is in violation of Smyrna fire code, but contrary to previous reports is current on its rent.
According to , no one is allowed in , unless repairs are made to bring the building up to code.
Lanyon said Smyrna’s fire marshal inspected the building in February and found several violations. The property holder, Melchi Catholic, was given 30 days to make necessary repairs. At an inspection last week, it was found that these violations had not been addressed and occupancy of the building was prohibited.
Lanyon said the building’s sprinkler system had not been inspected and more than half of the ceiling tiles had been removed for decorative purposes. The removal of the tiles would cause the sprinkler system to be ineffective in the case of a fire.
Catholic has until Friday, March 23, to address the violations.
Catholic is subletting the building from Piccadilly, which is leasing the building through May 2013. Jim Hutcherson, a Louisville, KY-based real estate agent representing Piccadilly, was in Smyrna last week because he had not spoken to Catholic in several weeks.
“A lot of these things should have been done months ago,” he said. “A lot of this was him knowing the things you’re supposed to do. So I spent a lot of time last week and this week speaking with people to make sure we’re all on the same page.”
The Marietta Daily Journal recently reported that Catholic had not yet paid his rent. But Hutcherson said Catholic signed a lease in October allowing him to occupy the building rent-free in November and December. At the time the lease was signed, Catholic paid rent for January and February.
“He is due with March rent,” Hutcherson said. “I don’t know what the date is. At worst he’s late with his rent.”
Hutcherson could not confirm if Catholic had paid the rent for March because the check is sent directly to Piccadilly’s headquarters. Catholic told Smyrna-Vinings Patch that he has “no rental issues.”
Hutcherson said he supports Catholic’s mission to provide an afterschool program for Smyrna teens, adding that it will benefit the community as well.
“If you look a half-mile north and a half-mile south, you see this is somewhat of a no-man’s-land type area in there,” Hutcherson said. “There are a lot of businesses that are not open in there. It’s just because the retail has moved in the other directions. What Mel is doing is good for the whole area and good for the community.”

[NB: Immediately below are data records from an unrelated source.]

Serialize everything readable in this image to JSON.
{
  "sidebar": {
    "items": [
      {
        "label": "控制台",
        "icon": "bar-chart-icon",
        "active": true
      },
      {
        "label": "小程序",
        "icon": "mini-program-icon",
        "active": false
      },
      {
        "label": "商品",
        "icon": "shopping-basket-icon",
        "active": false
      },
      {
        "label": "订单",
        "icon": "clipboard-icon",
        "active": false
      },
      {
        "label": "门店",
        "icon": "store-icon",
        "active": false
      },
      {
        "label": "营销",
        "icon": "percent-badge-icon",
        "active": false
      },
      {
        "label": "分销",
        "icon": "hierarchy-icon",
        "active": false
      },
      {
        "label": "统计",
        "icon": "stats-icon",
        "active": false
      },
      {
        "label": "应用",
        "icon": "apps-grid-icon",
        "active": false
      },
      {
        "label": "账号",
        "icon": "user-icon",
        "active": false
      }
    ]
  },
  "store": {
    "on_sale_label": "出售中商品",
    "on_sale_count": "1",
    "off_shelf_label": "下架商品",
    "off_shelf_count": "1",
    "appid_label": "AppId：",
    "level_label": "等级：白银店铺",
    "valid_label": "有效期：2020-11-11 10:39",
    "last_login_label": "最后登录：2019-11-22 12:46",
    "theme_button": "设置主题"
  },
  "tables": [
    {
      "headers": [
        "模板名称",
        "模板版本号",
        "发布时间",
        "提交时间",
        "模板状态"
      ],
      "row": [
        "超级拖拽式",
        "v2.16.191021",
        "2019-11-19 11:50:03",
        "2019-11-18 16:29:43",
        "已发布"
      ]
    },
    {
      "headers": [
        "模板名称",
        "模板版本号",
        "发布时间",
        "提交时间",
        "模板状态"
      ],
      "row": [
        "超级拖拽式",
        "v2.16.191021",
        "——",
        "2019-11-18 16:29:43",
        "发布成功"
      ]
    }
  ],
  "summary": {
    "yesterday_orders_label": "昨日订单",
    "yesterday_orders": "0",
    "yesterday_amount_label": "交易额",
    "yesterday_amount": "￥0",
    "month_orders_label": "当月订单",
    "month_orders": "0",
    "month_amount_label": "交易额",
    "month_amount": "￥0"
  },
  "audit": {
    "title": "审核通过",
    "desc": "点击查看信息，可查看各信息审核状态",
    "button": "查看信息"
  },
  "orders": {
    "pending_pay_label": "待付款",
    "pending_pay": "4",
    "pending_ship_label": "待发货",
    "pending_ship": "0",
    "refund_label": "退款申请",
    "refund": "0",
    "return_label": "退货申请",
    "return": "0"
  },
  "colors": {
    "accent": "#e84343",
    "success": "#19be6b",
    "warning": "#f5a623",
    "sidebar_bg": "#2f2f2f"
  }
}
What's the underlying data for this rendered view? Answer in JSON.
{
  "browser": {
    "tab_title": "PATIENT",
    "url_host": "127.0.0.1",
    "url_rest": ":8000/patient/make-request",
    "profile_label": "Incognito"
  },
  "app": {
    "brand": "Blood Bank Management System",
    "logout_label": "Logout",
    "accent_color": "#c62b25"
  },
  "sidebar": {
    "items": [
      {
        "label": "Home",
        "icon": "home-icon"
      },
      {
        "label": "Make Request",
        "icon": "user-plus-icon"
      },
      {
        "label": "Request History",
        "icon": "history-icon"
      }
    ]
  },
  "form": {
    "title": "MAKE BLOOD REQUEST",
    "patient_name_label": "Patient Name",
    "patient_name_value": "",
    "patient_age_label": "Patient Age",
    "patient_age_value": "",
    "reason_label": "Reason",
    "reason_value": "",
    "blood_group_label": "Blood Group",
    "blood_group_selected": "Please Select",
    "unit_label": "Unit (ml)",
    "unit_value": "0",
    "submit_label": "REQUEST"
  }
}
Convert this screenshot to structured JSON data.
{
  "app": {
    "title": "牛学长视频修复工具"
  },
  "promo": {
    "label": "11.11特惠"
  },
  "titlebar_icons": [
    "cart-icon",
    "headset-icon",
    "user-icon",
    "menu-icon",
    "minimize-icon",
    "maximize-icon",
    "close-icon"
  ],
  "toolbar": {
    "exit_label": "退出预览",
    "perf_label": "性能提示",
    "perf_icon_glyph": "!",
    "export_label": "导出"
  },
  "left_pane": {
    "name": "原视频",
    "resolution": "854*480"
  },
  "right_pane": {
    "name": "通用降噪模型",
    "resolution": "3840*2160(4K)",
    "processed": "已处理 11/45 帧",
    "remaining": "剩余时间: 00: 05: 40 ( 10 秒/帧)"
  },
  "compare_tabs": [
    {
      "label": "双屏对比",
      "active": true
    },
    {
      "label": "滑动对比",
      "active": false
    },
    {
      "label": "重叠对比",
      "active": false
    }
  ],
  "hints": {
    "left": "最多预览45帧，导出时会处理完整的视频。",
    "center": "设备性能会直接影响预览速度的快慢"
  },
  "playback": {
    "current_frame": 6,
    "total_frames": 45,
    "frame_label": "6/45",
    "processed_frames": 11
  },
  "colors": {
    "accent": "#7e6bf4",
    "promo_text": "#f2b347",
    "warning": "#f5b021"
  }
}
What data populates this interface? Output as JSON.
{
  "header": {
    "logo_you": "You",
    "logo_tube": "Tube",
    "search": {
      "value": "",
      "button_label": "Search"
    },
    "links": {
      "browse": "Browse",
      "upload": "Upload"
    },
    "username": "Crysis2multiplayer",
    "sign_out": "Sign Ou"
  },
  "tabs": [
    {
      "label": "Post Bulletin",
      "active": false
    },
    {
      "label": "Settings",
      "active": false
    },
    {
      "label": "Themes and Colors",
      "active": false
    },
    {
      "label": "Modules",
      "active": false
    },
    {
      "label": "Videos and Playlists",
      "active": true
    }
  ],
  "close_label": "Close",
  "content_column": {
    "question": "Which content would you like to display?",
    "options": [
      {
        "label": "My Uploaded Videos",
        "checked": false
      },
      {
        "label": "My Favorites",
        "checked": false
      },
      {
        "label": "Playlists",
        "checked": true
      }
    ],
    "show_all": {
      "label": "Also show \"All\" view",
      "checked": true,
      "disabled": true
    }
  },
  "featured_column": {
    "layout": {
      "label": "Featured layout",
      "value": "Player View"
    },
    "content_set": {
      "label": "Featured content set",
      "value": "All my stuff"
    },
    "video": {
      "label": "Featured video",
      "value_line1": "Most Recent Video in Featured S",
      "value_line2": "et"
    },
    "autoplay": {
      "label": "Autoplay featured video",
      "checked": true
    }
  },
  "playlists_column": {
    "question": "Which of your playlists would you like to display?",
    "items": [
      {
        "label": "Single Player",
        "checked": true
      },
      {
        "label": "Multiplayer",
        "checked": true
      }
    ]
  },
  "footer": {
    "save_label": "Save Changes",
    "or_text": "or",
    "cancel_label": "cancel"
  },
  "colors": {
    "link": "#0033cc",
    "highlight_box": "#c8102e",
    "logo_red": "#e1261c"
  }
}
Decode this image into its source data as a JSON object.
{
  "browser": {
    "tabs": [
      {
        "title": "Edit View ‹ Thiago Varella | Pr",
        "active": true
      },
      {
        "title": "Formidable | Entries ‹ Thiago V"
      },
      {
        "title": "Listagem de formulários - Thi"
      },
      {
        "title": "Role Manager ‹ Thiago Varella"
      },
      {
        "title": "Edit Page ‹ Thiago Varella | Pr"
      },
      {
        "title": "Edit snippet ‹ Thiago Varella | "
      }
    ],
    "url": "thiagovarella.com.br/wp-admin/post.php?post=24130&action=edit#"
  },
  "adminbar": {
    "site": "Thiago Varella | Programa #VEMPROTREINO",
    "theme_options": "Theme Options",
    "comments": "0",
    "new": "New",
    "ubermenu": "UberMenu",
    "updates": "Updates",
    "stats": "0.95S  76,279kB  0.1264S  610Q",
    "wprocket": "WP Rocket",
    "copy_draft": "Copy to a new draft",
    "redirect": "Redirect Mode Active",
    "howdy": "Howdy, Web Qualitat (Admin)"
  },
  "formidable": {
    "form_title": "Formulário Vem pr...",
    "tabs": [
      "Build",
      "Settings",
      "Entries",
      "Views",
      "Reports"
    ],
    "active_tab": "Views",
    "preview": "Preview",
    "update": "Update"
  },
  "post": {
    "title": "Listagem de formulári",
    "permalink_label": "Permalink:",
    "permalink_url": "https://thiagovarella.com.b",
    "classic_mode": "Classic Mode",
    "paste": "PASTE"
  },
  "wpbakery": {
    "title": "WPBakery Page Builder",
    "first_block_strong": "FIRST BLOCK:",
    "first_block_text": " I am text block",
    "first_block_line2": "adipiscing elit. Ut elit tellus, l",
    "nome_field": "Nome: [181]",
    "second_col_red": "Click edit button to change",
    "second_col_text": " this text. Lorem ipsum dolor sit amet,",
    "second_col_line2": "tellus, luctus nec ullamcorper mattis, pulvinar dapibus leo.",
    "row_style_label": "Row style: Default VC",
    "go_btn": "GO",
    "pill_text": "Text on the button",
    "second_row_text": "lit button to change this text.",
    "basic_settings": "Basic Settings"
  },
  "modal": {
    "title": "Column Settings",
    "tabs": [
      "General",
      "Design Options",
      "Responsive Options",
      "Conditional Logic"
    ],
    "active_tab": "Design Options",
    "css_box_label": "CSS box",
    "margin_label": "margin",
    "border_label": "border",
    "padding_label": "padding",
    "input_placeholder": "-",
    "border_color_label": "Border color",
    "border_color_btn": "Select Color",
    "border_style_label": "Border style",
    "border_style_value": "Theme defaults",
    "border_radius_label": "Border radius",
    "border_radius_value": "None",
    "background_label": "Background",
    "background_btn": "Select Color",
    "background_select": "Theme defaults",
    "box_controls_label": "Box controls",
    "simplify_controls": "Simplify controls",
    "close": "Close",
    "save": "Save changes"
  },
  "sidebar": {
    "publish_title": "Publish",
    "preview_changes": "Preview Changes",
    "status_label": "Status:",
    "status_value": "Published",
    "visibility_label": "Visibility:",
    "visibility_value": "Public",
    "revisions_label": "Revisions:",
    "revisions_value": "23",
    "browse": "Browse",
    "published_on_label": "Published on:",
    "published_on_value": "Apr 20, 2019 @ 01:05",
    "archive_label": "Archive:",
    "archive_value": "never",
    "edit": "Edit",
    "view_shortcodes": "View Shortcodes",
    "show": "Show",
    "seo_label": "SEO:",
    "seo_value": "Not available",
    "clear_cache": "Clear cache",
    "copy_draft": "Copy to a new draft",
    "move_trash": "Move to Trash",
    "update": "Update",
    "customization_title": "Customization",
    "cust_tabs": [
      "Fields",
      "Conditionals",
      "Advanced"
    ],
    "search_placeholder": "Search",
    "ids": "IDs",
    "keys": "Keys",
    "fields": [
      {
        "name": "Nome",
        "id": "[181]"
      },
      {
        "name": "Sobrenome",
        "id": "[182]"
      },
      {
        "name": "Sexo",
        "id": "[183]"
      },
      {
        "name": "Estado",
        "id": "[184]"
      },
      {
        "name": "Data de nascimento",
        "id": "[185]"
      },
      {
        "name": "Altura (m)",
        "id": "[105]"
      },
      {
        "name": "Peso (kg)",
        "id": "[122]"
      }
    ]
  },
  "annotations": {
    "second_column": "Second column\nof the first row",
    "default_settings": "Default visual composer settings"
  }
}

Some of Catholic's plan for EGAS Inc. include an Adopt-a-Mile cleanup event and a scholarship essay contest.